– Gas prices are fairly equal from Oklahoma to New England. The lowest I saw was $1.779 per gallon around the Tulsa area. The most $2.099 in Rhode Island. That’s only an 18 percent difference. In 1990-91, when we made a couple of similar road trips between North Carolina and Arkansas, the price varied by more than 50 percent.

– Many New England towns are quaint and pleasant to drive through. The area between Worcester MA and Woonsocket RI is filled with towns such as Grafton, Upton, Uxbridge, Milford, and Sutton that have some type of central core (not so much a village green as a downtown, but different than the downtowns in the midwest) that is full of old buildings–churches, government offices, retail, residential–that are pleasant to drive by and observe.
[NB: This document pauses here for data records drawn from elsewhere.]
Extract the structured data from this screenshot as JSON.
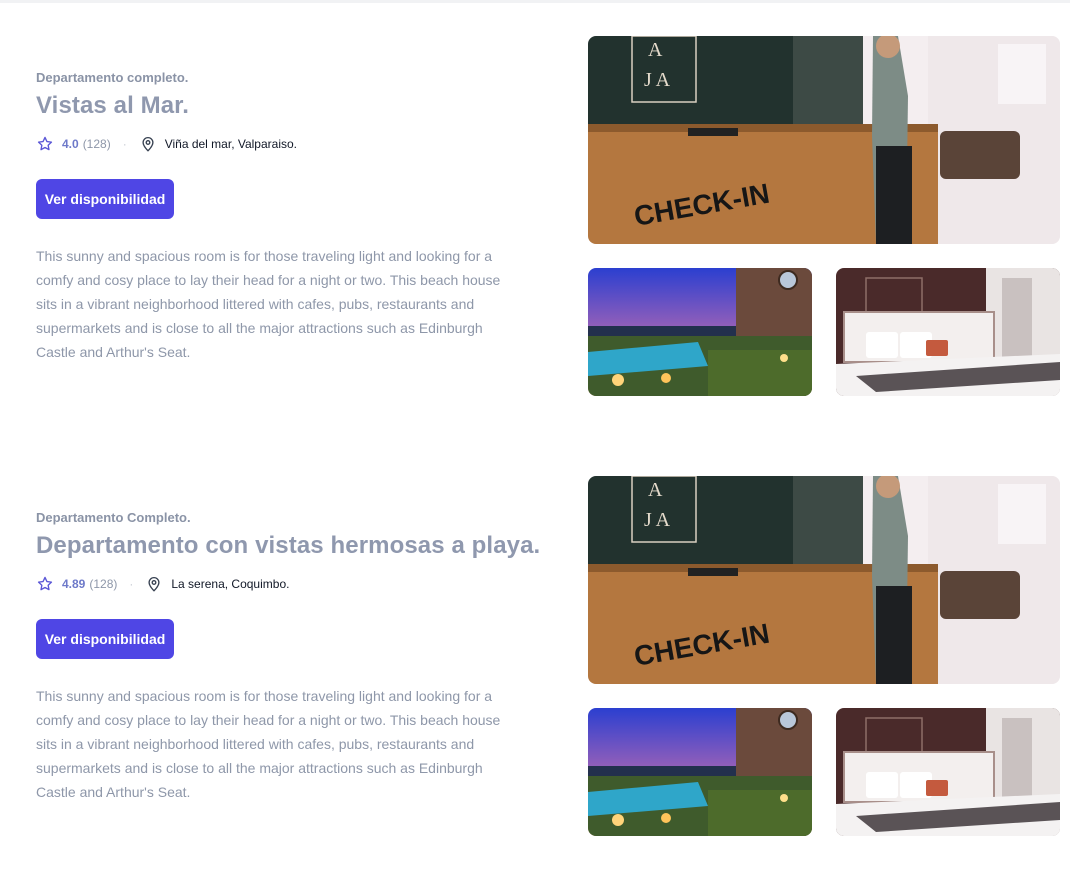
{
  "listings": [
    {
      "eyebrow": "Departamento completo.",
      "title": "Vistas al Mar.",
      "rating": "4.0",
      "reviews": "(128)",
      "separator": "·",
      "location": "Viña del mar, Valparaiso.",
      "button": "Ver disponibilidad",
      "description": "This sunny and spacious room is for those traveling light and looking for a comfy and cosy place to lay their head for a night or two. This beach house sits in a vibrant neighborhood littered with cafes, pubs, restaurants and supermarkets and is close to all the major attractions such as Edinburgh Castle and Arthur's Seat.",
      "photos": {
        "main_sign": "CHECK-IN",
        "wall_letters": [
          "A",
          "J A"
        ]
      }
    },
    {
      "eyebrow": "Departamento Completo.",
      "title": "Departamento con vistas hermosas a playa.",
      "rating": "4.89",
      "reviews": "(128)",
      "separator": "·",
      "location": "La serena, Coquimbo.",
      "button": "Ver disponibilidad",
      "description": "This sunny and spacious room is for those traveling light and looking for a comfy and cosy place to lay their head for a night or two. This beach house sits in a vibrant neighborhood littered with cafes, pubs, restaurants and supermarkets and is close to all the major attractions such as Edinburgh Castle and Arthur's Seat.",
      "photos": {
        "main_sign": "CHECK-IN",
        "wall_letters": [
          "A",
          "J A"
        ]
      }
    }
  ],
  "icons": {
    "rating": "star-icon",
    "location": "map-pin-icon"
  },
  "colors": {
    "accent": "#4f46e5",
    "rating": "#6d79c9",
    "muted_text": "#8e97a9",
    "title": "#8f98ae"
  }
}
At several places I would have loved to have had the time to stop and wander around on foot.

– Rhode Island has the worst roads of any state we drove in. The Interstate highways were fine, but the roads a notch below that, the state highways, left much to be desires, and the city streets were generally awful.

– Pennsylvania may just be the most beautiful state in the nation. I know other states have higher mountains, more magnificent rivers, and mixtures of landscape and climate. But I love to drive I-80 across Pennsylvania. This is the Allegheny mountains much of the way, and pretty good sized hills for the rest. You don’t go through any towns or cities until the far eastern end, which we bypassed this time. Many times the road is on high bridges that tower above a river or stream below. Frequently the east-bound and west-bound lanes are on different grades, and you seem to be on a one way road. We took this in daylight both directions, and I enjoyed the 10 hours thoroughly.

– Judging by the truck traffic, the economic depression is not too deep. Except, the traffic is down on weekends and at nights compared to previous road trips I’ve taken. So while many trucks still transport their cargo on our Interstate highways, they are not pushing as hard as the did previously. Perhaps I’ll be proved wrong about being in a depression that will last approximately eight years. But I’m not throwing in the towel on that yet.

– It’s good to get off the Interstates some. We did so at Toledo, where we spent a night, and went on state highways to Fort Wayne. Aside from being confused by the place names (in rapid succession we passed through or saw signs for Waterville–also a Vermont town we know–Grand Rapids–Ohio, not Michigan–Texas, Florida, Antwerp, and three or four similar well-known places not expected in northwest Ohio), and besides fighting rain, we enjoyed the brief chance to drive at slower speeds and see a new part of the country up close. Even being slowed down to pass through the towns was not all that bad.

– The genealogy section in the Allen County Public Library in Fort Wayne, Indiana, is all it is cracked up to be. What a fantastic collection! I planned to spend an hour there, doing the small bit of research needed for my article, and wound up spending nearly six hours, as Lynda had some work to do there for renewing her nursing license. Since I hadn’t planned for that much time I was not well prepared for it, but hopefully used it well to search for one elusive line of ancestors and find more information on one of my well-studied ones.

This post is long enough already. I’ll have more to day in another post or two.